A major facet of what makes Grits & Glamour such a broadly enjoyable show is the way its two headliners simply exude genuine love for great country music new and old. They commented on the increased scarcity of ”real” country music in modern times, but Tillis nonetheless assured the audience that “We got it all – fiddles, steel guitar, mandolins – and we ain’t ever lettin’ go of it!” Both ladies shared a common experience of growing up with the musical heritage of a famous parent – an experience they recollected with fond enthusiasm - being the daughters of singer-songwriter legend Mel Tillis, and of late Opry star George Morgan, respectively. One of the night’s most memorable moments was a heartfelt tribute to Tillis and Morgan’s famous fathers, as they eased into a medley of George Morgan’s 1949 signature “Candy Kisses” and Mel Tillis’ classic composition “Burning Memories,” a hit first for Ray Price in 1964, and then for Mel Tillis himself in 1977. In addition, the ladies also lovingly covered classics such as Skeeter Davis’ “The End of the World” and Roger Miller’s “King of the Road.”
As the show neared its end, Tillis and Morgan were met with the loudest applause of the night as they treated the audience to performances of their respective signature classics – Tillis’ “Maybe It Was Memphis,” and Morgan’s “Something In Red.” They then rose to their feet for an inspired performance of gospel song “Jesus On the Line.” After an encore, they returned to the stage to perform brief snippets of Morgan’s 1993 number one “What Part of No” and Tillis’ 1990 debut hit “Don’t Tell Me What to Do.” Then came one of the biggest highlights of the evening as the two closed out the show by tearing into the rousing up-tempo number “I Know What You Did Last Night” – a new song which is to appear on Pam Tillis and Lorrie Morgan’s forthcoming Grits & Glamour duets record. After the show ended, Tillis and Morgan headed out to the atrium to sign autographs for a crowd of enthusiastic concertgoers.

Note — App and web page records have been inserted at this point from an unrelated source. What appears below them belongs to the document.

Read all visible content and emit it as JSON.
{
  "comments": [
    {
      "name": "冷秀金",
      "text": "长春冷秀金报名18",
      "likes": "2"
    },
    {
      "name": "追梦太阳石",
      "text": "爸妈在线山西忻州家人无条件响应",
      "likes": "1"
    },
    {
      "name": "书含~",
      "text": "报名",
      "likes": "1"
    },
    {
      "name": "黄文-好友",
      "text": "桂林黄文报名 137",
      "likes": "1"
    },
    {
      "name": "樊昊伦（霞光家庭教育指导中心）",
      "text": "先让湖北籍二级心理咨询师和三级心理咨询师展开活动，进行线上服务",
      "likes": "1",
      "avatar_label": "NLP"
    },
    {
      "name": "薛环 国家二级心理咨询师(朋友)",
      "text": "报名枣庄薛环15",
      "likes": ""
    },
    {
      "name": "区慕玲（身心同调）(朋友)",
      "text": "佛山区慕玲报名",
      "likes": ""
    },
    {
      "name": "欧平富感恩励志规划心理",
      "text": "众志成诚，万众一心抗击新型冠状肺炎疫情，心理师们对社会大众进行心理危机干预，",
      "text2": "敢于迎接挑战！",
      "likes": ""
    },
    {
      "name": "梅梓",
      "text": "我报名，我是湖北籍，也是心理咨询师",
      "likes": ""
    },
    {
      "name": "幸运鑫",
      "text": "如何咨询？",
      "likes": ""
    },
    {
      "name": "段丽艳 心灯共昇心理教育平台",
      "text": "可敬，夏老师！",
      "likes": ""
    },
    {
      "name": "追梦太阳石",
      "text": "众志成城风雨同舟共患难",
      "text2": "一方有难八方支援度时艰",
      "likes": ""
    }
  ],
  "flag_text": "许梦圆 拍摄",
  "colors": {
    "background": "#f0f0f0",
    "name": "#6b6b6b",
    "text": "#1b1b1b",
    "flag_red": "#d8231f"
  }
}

Needless to say, the Grits & Glamour concert experience was more than enough to whet one’s appetite for the ladies’ soon-to-be-completed duet effort. The unique chemistry shared between the two outstanding talents was on full display throughout the evening. If you have the opportunity to catch any of Pam Tillis and Lorrie Morgan’s future shows on the Grits & Glamour tour, you will be in for a real country music treat.
“Both Sides Now”
“Shake the Sugar Tree”
“Except for Monday”
“Cleopatra, Queen of Denial”
“A Picture of Me (Without You)”
“Train Without a Whistle”
Medley: “Candy Kisses”/ “Burning Memories”
“The End of the World”
“Mi Vida Loca (My Crazy Life)”
“How Does It Feel”
“King of the Road”
“I Guess You Had to Be There”
“Maybe It Was Memphis”
“Something In Red”
“Jesus On the Line”
“What Part of No”
“Don’t Tell Me What to Do”
“I Know What You Did Last Night”